The key for Peter is to find evidence that his brake lights were in fact working at the time of the crash. For one, he should find any witnesses who personally saw the motor vehicle accident. If they can testify that his brake lights were working, he can likely have the traffic citation expunged. Additionally, if his vehicle model provides notice of broken brake lights, he can use that evidence to show that he was never notified that they were broken before the crash. For traffic citations, the burden is on the police officer (prosecutor) to establish that the driver violated a traffic law. If Peter’s evidence can refute the police officer’s report and Danielle’s statement, Peter will be found not responsible for the citation. This would be extremely helpful for his personal injury claim against Danielle’s insurance company, who now cannot rely on Peter’s citation to shift blame.
As a general rule of thumb, if you are given a traffic citation following a car crash in which you are injured, do not assume all hope is lost and do not be afraid to fight it, particularly if you have the evidence and proof to establish that you are not guilty. Asserting a personal injury claim is much more straightforward when the opposing side cannot point the finger at you. The most important thing to remember is to never give up on your personal injury rights when they have been violated. We, at Torgenson Law, will not.
As Arizona Injury Attorneys, we, at Torgenson Law have seen and heard it all when it comes to personal injury claims. Fortunately, we have the education, skills, and experience to do what it takes to get you the recovery you deserve. If you or a loved one has suffered a personal injury, call us at (602) 759-0012.

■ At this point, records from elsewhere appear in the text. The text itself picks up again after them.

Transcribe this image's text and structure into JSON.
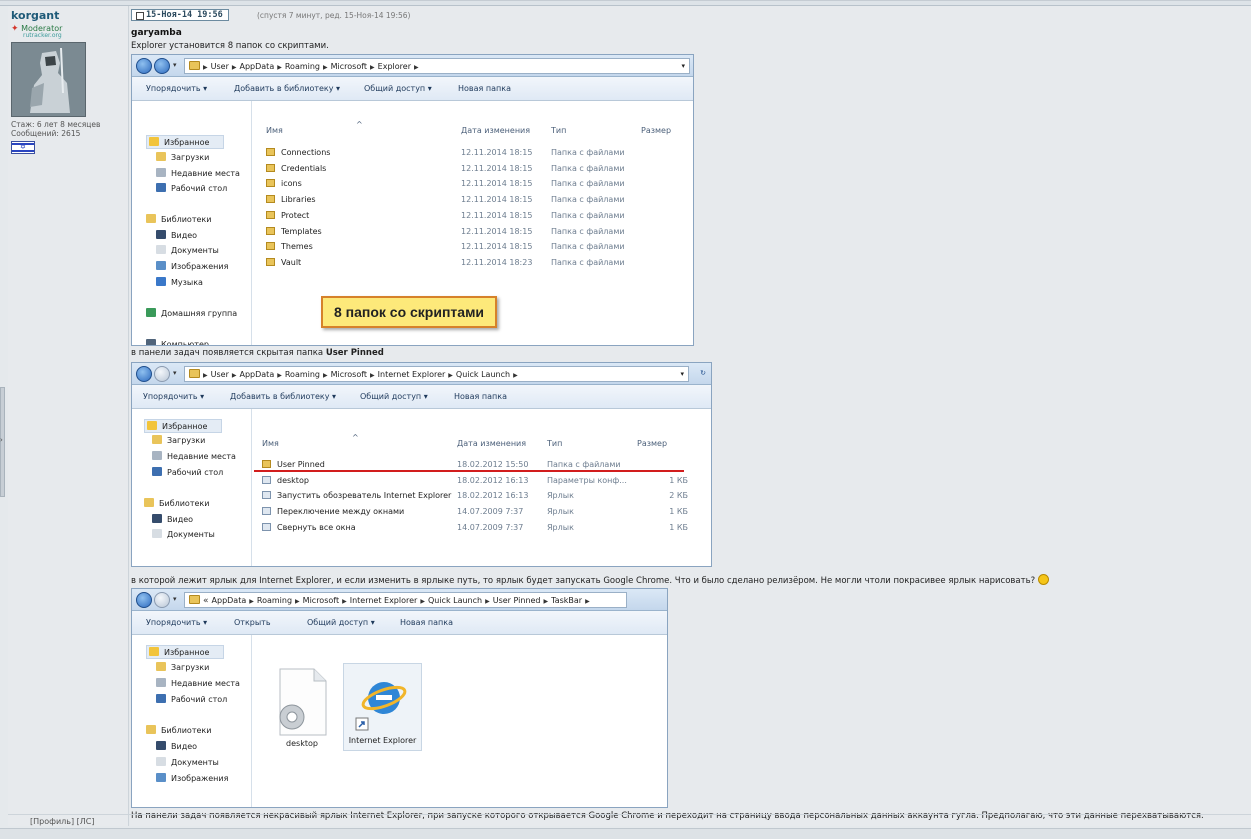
{
  "user": {
    "name": "korgant",
    "rank": "Moderator",
    "site": "rutracker.org",
    "stat_line1": "Стаж: 6 лет 8 месяцев",
    "stat_line2": "Сообщений: 2615",
    "profile_label": "[Профиль]",
    "pm_label": "[ЛС]"
  },
  "post": {
    "date": "15-Ноя-14 19:56",
    "edited": "(спустя 7 минут, ред. 15-Ноя-14 19:56)",
    "quote_user": "garyamba",
    "line1": "Explorer установится 8 папок со скриптами.",
    "line2_prefix": "в панели задач появляется скрытая папка",
    "line2_bold": "User Pinned",
    "line3": "в которой лежит ярлык для Internet Explorer, и если изменить в ярлыке путь, то ярлык будет запускать Google Chrome. Что и было сделано релизёром. Не могли чтоли покрасивее ярлык нарисовать?",
    "line4": "На панели задач появляется некрасивый ярлык Internet Explorer, при запуске которого открывается Google Chrome и переходит на страницу ввода персональных данных аккаунта гугла. Предполагаю, что эти данные перехватываются."
  },
  "explorer1": {
    "crumbs": [
      "User",
      "AppData",
      "Roaming",
      "Microsoft",
      "Explorer"
    ],
    "toolbar": [
      "Упорядочить ▾",
      "Добавить в библиотеку ▾",
      "Общий доступ ▾",
      "Новая папка"
    ],
    "nav": [
      "Избранное",
      "Загрузки",
      "Недавние места",
      "Рабочий стол",
      "Библиотеки",
      "Видео",
      "Документы",
      "Изображения",
      "Музыка",
      "Домашняя группа",
      "Компьютер"
    ],
    "headers": [
      "Имя",
      "Дата изменения",
      "Тип",
      "Размер"
    ],
    "rows": [
      {
        "name": "Connections",
        "date": "12.11.2014 18:15",
        "type": "Папка с файлами"
      },
      {
        "name": "Credentials",
        "date": "12.11.2014 18:15",
        "type": "Папка с файлами"
      },
      {
        "name": "icons",
        "date": "12.11.2014 18:15",
        "type": "Папка с файлами"
      },
      {
        "name": "Libraries",
        "date": "12.11.2014 18:15",
        "type": "Папка с файлами"
      },
      {
        "name": "Protect",
        "date": "12.11.2014 18:15",
        "type": "Папка с файлами"
      },
      {
        "name": "Templates",
        "date": "12.11.2014 18:15",
        "type": "Папка с файлами"
      },
      {
        "name": "Themes",
        "date": "12.11.2014 18:15",
        "type": "Папка с файлами"
      },
      {
        "name": "Vault",
        "date": "12.11.2014 18:23",
        "type": "Папка с файлами"
      }
    ],
    "callout": "8 папок со скриптами"
  },
  "explorer2": {
    "crumbs": [
      "User",
      "AppData",
      "Roaming",
      "Microsoft",
      "Internet Explorer",
      "Quick Launch"
    ],
    "toolbar": [
      "Упорядочить ▾",
      "Добавить в библиотеку ▾",
      "Общий доступ ▾",
      "Новая папка"
    ],
    "nav": [
      "Избранное",
      "Загрузки",
      "Недавние места",
      "Рабочий стол",
      "Библиотеки",
      "Видео",
      "Документы"
    ],
    "headers": [
      "Имя",
      "Дата изменения",
      "Тип",
      "Размер"
    ],
    "rows": [
      {
        "name": "User Pinned",
        "date": "18.02.2012 15:50",
        "type": "Папка с файлами",
        "size": ""
      },
      {
        "name": "desktop",
        "date": "18.02.2012 16:13",
        "type": "Параметры конф...",
        "size": "1 КБ"
      },
      {
        "name": "Запустить обозреватель Internet Explorer",
        "date": "18.02.2012 16:13",
        "type": "Ярлык",
        "size": "2 КБ"
      },
      {
        "name": "Переключение между окнами",
        "date": "14.07.2009 7:37",
        "type": "Ярлык",
        "size": "1 КБ"
      },
      {
        "name": "Свернуть все окна",
        "date": "14.07.2009 7:37",
        "type": "Ярлык",
        "size": "1 КБ"
      }
    ]
  },
  "explorer3": {
    "crumbs": [
      "AppData",
      "Roaming",
      "Microsoft",
      "Internet Explorer",
      "Quick Launch",
      "User Pinned",
      "TaskBar"
    ],
    "toolbar": [
      "Упорядочить ▾",
      "Открыть",
      "Общий доступ ▾",
      "Новая папка"
    ],
    "nav": [
      "Избранное",
      "Загрузки",
      "Недавние места",
      "Рабочий стол",
      "Библиотеки",
      "Видео",
      "Документы",
      "Изображения"
    ],
    "icons": [
      "desktop",
      "Internet Explorer"
    ]
  }
}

As a reminder, our new office is located at 333 W. Roosevelt Street, Phoenix, Arizona 85003.